    SearchingForRainbows Active Member

    Hi, You've already been given excellent advice by the others. I just wanted to let you know I'm glad you're here. This bb is full of really great people!!! It has made a big difference in my life. I hope we can help you too. WFEN
  7. flutterbee

    flutterbee Guest

    Before settling on a diagnosis of ODD, I would have a psychiatric evaluation done. While ODD is a diagnosis in it's own right, it is often seen with other disorders as a basket of symptoms. The process toward an accurate diagnosis requires patience. It's a marathon, not a sprint.

    BBK...it's funny that you mention that Tink is the female version of Damien. difficult child answered to 'Damien' until she was about 3 and decided she didn't like it anymore. :rofl: Poor thing. And I wonder what's wrong with her. :wink:

    But to the OP, yes it is quite common for a child to be able to hold it together at school and not at home. Depending on what our kiddos are dealing with, it can be quite exhausting to maintain all day and by the time they get home - in their safe zone - they just can't anymore. I never had a single complaint about my daughter in school which made it hard to get services, but at home it was WWIII every. single. day.

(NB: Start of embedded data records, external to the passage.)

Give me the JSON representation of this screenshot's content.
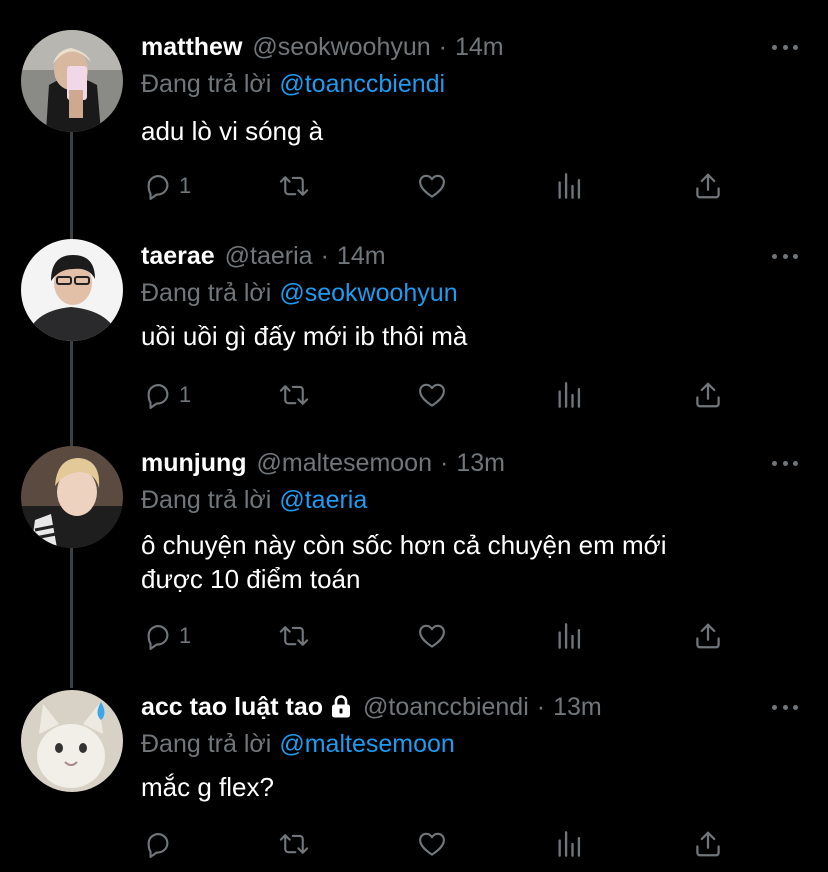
{
  "thread": {
    "tweets": [
      {
        "name": "matthew",
        "handle": "@seokwoohyun",
        "separator": "·",
        "time": "14m",
        "reply_prefix": "Đang trả lời",
        "reply_to": "@toanccbiendi",
        "text": "adu lò vi sóng à",
        "reply_count": "1"
      },
      {
        "name": "taerae",
        "handle": "@taeria",
        "separator": "·",
        "time": "14m",
        "reply_prefix": "Đang trả lời",
        "reply_to": "@seokwoohyun",
        "text": "uồi uồi gì đấy mới ib thôi mà",
        "reply_count": "1"
      },
      {
        "name": "munjung",
        "handle": "@maltesemoon",
        "separator": "·",
        "time": "13m",
        "reply_prefix": "Đang trả lời",
        "reply_to": "@taeria",
        "text_line1": "ô chuyện này còn sốc hơn cả chuyện em mới",
        "text_line2": "được 10 điểm toán",
        "reply_count": "1"
      },
      {
        "name": "acc tao luật tao",
        "handle": "@toanccbiendi",
        "separator": "·",
        "time": "13m",
        "reply_prefix": "Đang trả lời",
        "reply_to": "@maltesemoon",
        "text": "mắc g flex?",
        "reply_count": ""
      }
    ]
  },
  "icons": {
    "reply": "reply-bubble-icon",
    "retweet": "retweet-icon",
    "like": "heart-icon",
    "analytics": "analytics-bars-icon",
    "share": "share-upload-icon",
    "more": "more-dots-icon",
    "lock": "lock-icon"
  },
  "colors": {
    "background": "#000000",
    "name": "#ffffff",
    "muted": "#71767b",
    "link": "#1d9bf0",
    "thread_line": "#3c4043"
  }
}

    Welcome to the board. :flower:
  8. AllStressedOut

    AllStressedOut New Member

    Welcome to the board Joskids. Hope you found your post moved here by BBK.

    I have a 7 year old difficult child that I also felt had ODD by my own diagnosis. I took him to a psychiatrist and he agreed, but he also felt he had ADHD and reactive hypoglycemia. He was put on a very strict diet as well as medication. He got better with the diet, but way worse with the medication changes and upping on dosages. We took him off medications over the summer and had him re-evaluated by a neuropsychologist who thought he may have Aspergers, bipolar, ADHD and some learning disabilties. Then we took him to a new psychiatrist. He started him on risperdal for bipolar. The change was visible the first full day he was on medication.

    Let me give you some examples of his ODD like symptoms. He would sneak food off his diet and when caught by his teacher and told to spit it out, he refused. When she called me, he threw a huge screaming fit, both with her and the front office. He would take his brothers or sisters things and destroy them, tear them to shreds or break them. He would put clean clothes in the dirty laundry (I thought he did this because he knew I had to wash it and he was mad at me) Now I think it may have been that he just didn't like the way that shirt felt.

    Since being on his medication, he has had smiley faces on his chart almost daily. If there is no smiley mark, he only has 1 tally mark for behavior that wasn't acceptable. But 1 mark???? That is GREAT for him!

    I now believe the ODD traits were actually the bipolar traits reacting to the wrong medication. Does he still misbehave, SURE he does! Is it anything like it was? NO! I can handle this kiddo much easier than I could handle the one without this medicine.

    But to be clear, my oldest difficult child started the same medicine at the same time and is not reacting to it the same. He actually has gotten more of an attitude on it.

    Everyone is different. See if you can get your son into a neuropsychologist for a multi-disciplinary evaluation. Also check out the natural forum on this site. Great ideas for different natural treatments.

    Good luck! Welcome again and (((hugs))) We all know how it feels to raise a difficult child.